**Records provided:**
-- Opening Marker --
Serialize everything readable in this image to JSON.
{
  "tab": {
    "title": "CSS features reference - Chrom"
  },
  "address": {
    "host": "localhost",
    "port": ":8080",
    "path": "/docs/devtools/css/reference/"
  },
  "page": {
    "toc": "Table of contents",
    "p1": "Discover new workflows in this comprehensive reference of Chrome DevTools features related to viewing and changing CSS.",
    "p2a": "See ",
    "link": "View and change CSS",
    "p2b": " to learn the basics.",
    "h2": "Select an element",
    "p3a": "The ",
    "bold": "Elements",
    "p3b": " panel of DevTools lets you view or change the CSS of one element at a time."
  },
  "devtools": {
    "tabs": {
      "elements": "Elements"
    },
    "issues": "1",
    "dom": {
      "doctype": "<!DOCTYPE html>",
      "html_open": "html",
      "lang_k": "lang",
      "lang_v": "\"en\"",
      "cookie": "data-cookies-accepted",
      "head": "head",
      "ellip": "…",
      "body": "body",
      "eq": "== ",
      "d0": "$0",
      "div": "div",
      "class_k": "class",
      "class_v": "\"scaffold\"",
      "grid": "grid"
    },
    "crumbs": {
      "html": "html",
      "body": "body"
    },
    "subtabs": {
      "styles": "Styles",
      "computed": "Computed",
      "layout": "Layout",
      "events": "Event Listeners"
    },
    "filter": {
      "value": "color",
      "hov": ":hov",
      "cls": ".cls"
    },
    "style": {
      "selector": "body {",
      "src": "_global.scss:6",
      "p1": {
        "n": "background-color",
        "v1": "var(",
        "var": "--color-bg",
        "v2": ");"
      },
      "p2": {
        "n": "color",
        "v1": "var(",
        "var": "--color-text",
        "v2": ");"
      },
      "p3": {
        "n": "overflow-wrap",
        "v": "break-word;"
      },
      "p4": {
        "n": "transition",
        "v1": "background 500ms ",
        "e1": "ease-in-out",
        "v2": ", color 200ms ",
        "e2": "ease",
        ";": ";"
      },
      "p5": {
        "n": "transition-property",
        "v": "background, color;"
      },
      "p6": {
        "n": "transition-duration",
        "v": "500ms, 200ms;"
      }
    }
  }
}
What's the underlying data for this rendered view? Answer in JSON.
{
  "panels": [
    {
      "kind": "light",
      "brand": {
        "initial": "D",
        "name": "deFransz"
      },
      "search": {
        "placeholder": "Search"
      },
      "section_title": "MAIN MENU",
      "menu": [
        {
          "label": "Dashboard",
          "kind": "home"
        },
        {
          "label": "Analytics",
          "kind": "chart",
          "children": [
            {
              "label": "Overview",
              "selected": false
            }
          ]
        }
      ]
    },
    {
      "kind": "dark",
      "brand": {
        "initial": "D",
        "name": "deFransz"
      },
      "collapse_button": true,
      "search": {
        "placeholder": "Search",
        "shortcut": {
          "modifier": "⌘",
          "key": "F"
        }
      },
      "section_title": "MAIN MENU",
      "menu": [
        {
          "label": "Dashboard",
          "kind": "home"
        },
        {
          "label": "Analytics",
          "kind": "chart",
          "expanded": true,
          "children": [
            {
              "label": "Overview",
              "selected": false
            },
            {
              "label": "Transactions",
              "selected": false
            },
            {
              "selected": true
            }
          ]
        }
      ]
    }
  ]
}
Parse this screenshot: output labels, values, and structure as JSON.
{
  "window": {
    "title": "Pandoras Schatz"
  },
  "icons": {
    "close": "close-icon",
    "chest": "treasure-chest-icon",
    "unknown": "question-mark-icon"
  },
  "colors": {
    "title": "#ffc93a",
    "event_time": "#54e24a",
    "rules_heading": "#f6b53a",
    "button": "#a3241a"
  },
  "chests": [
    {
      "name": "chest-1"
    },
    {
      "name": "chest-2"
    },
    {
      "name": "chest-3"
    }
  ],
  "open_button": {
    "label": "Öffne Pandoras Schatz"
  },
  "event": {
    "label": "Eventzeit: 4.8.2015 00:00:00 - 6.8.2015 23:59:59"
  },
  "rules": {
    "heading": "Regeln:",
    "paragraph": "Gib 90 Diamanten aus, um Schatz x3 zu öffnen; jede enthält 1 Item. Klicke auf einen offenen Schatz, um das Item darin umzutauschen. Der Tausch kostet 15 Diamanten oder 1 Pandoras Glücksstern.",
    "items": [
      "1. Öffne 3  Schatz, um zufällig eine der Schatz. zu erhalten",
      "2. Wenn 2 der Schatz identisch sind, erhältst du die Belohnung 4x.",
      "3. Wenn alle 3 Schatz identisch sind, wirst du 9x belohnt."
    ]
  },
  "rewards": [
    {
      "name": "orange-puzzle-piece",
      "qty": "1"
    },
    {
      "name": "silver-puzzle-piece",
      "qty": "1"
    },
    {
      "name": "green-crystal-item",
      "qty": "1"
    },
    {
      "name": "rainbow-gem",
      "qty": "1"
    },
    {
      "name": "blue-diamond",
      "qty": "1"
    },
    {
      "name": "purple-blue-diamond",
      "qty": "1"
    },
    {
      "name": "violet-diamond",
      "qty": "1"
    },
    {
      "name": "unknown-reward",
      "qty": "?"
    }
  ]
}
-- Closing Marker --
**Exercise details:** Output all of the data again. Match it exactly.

**Answer below:**
Serialize everything readable in this image to JSON.
{
  "tab": {
    "title": "CSS features reference - Chrom"
  },
  "address": {
    "host": "localhost",
    "port": ":8080",
    "path": "/docs/devtools/css/reference/"
  },
  "page": {
    "toc": "Table of contents",
    "p1": "Discover new workflows in this comprehensive reference of Chrome DevTools features related to viewing and changing CSS.",
    "p2a": "See ",
    "link": "View and change CSS",
    "p2b": " to learn the basics.",
    "h2": "Select an element",
    "p3a": "The ",
    "bold": "Elements",
    "p3b": " panel of DevTools lets you view or change the CSS of one element at a time."
  },
  "devtools": {
    "tabs": {
      "elements": "Elements"
    },
    "issues": "1",
    "dom": {
      "doctype": "<!DOCTYPE html>",
      "html_open": "html",
      "lang_k": "lang",
      "lang_v": "\"en\"",
      "cookie": "data-cookies-accepted",
      "head": "head",
      "ellip": "…",
      "body": "body",
      "eq": "== ",
      "d0": "$0",
      "div": "div",
      "class_k": "class",
      "class_v": "\"scaffold\"",
      "grid": "grid"
    },
    "crumbs": {
      "html": "html",
      "body": "body"
    },
    "subtabs": {
      "styles": "Styles",
      "computed": "Computed",
      "layout": "Layout",
      "events": "Event Listeners"
    },
    "filter": {
      "value": "color",
      "hov": ":hov",
      "cls": ".cls"
    },
    "style": {
      "selector": "body {",
      "src": "_global.scss:6",
      "p1": {
        "n": "background-color",
        "v1": "var(",
        "var": "--color-bg",
        "v2": ");"
      },
      "p2": {
        "n": "color",
        "v1": "var(",
        "var": "--color-text",
        "v2": ");"
      },
      "p3": {
        "n": "overflow-wrap",
        "v": "break-word;"
      },
      "p4": {
        "n": "transition",
        "v1": "background 500ms ",
        "e1": "ease-in-out",
        "v2": ", color 200ms ",
        "e2": "ease",
        ";": ";"
      },
      "p5": {
        "n": "transition-property",
        "v": "background, color;"
      },
      "p6": {
        "n": "transition-duration",
        "v": "500ms, 200ms;"
      }
    }
  }
}
What's the underlying data for this rendered view? Answer in JSON.
{
  "panels": [
    {
      "kind": "light",
      "brand": {
        "initial": "D",
        "name": "deFransz"
      },
      "search": {
        "placeholder": "Search"
      },
      "section_title": "MAIN MENU",
      "menu": [
        {
          "label": "Dashboard",
          "kind": "home"
        },
        {
          "label": "Analytics",
          "kind": "chart",
          "children": [
            {
              "label": "Overview",
              "selected": false
            }
          ]
        }
      ]
    },
    {
      "kind": "dark",
      "brand": {
        "initial": "D",
        "name": "deFransz"
      },
      "collapse_button": true,
      "search": {
        "placeholder": "Search",
        "shortcut": {
          "modifier": "⌘",
          "key": "F"
        }
      },
      "section_title": "MAIN MENU",
      "menu": [
        {
          "label": "Dashboard",
          "kind": "home"
        },
        {
          "label": "Analytics",
          "kind": "chart",
          "expanded": true,
          "children": [
            {
              "label": "Overview",
              "selected": false
            },
            {
              "label": "Transactions",
              "selected": false
            },
            {
              "selected": true
            }
          ]
        }
      ]
    }
  ]
}
Parse this screenshot: output labels, values, and structure as JSON.
{
  "window": {
    "title": "Pandoras Schatz"
  },
  "icons": {
    "close": "close-icon",
    "chest": "treasure-chest-icon",
    "unknown": "question-mark-icon"
  },
  "colors": {
    "title": "#ffc93a",
    "event_time": "#54e24a",
    "rules_heading": "#f6b53a",
    "button": "#a3241a"
  },
  "chests": [
    {
      "name": "chest-1"
    },
    {
      "name": "chest-2"
    },
    {
      "name": "chest-3"
    }
  ],
  "open_button": {
    "label": "Öffne Pandoras Schatz"
  },
  "event": {
    "label": "Eventzeit: 4.8.2015 00:00:00 - 6.8.2015 23:59:59"
  },
  "rules": {
    "heading": "Regeln:",
    "paragraph": "Gib 90 Diamanten aus, um Schatz x3 zu öffnen; jede enthält 1 Item. Klicke auf einen offenen Schatz, um das Item darin umzutauschen. Der Tausch kostet 15 Diamanten oder 1 Pandoras Glücksstern.",
    "items": [
      "1. Öffne 3  Schatz, um zufällig eine der Schatz. zu erhalten",
      "2. Wenn 2 der Schatz identisch sind, erhältst du die Belohnung 4x.",
      "3. Wenn alle 3 Schatz identisch sind, wirst du 9x belohnt."
    ]
  },
  "rewards": [
    {
      "name": "orange-puzzle-piece",
      "qty": "1"
    },
    {
      "name": "silver-puzzle-piece",
      "qty": "1"
    },
    {
      "name": "green-crystal-item",
      "qty": "1"
    },
    {
      "name": "rainbow-gem",
      "qty": "1"
    },
    {
      "name": "blue-diamond",
      "qty": "1"
    },
    {
      "name": "purple-blue-diamond",
      "qty": "1"
    },
    {
      "name": "violet-diamond",
      "qty": "1"
    },
    {
      "name": "unknown-reward",
      "qty": "?"
    }
  ]
}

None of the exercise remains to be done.